▸ **YOUR OBJECTIVE**
Once you have read the listing below, write all of it out again exactly.

[[ RECORDS TO USE, beginning ]]

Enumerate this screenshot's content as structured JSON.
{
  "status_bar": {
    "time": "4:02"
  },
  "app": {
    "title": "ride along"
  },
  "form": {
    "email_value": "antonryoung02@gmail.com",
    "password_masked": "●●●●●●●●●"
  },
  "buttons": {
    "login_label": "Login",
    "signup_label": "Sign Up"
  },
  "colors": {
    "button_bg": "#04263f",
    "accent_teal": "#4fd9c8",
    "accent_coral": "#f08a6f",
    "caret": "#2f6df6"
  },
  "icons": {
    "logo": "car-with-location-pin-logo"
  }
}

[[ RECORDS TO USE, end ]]

▸ **EXERCISE RESULT**
Enumerate this screenshot's content as structured JSON.
{
  "status_bar": {
    "time": "4:02"
  },
  "app": {
    "title": "ride along"
  },
  "form": {
    "email_value": "antonryoung02@gmail.com",
    "password_masked": "●●●●●●●●●"
  },
  "buttons": {
    "login_label": "Login",
    "signup_label": "Sign Up"
  },
  "colors": {
    "button_bg": "#04263f",
    "accent_teal": "#4fd9c8",
    "accent_coral": "#f08a6f",
    "caret": "#2f6df6"
  },
  "icons": {
    "logo": "car-with-location-pin-logo"
  }
}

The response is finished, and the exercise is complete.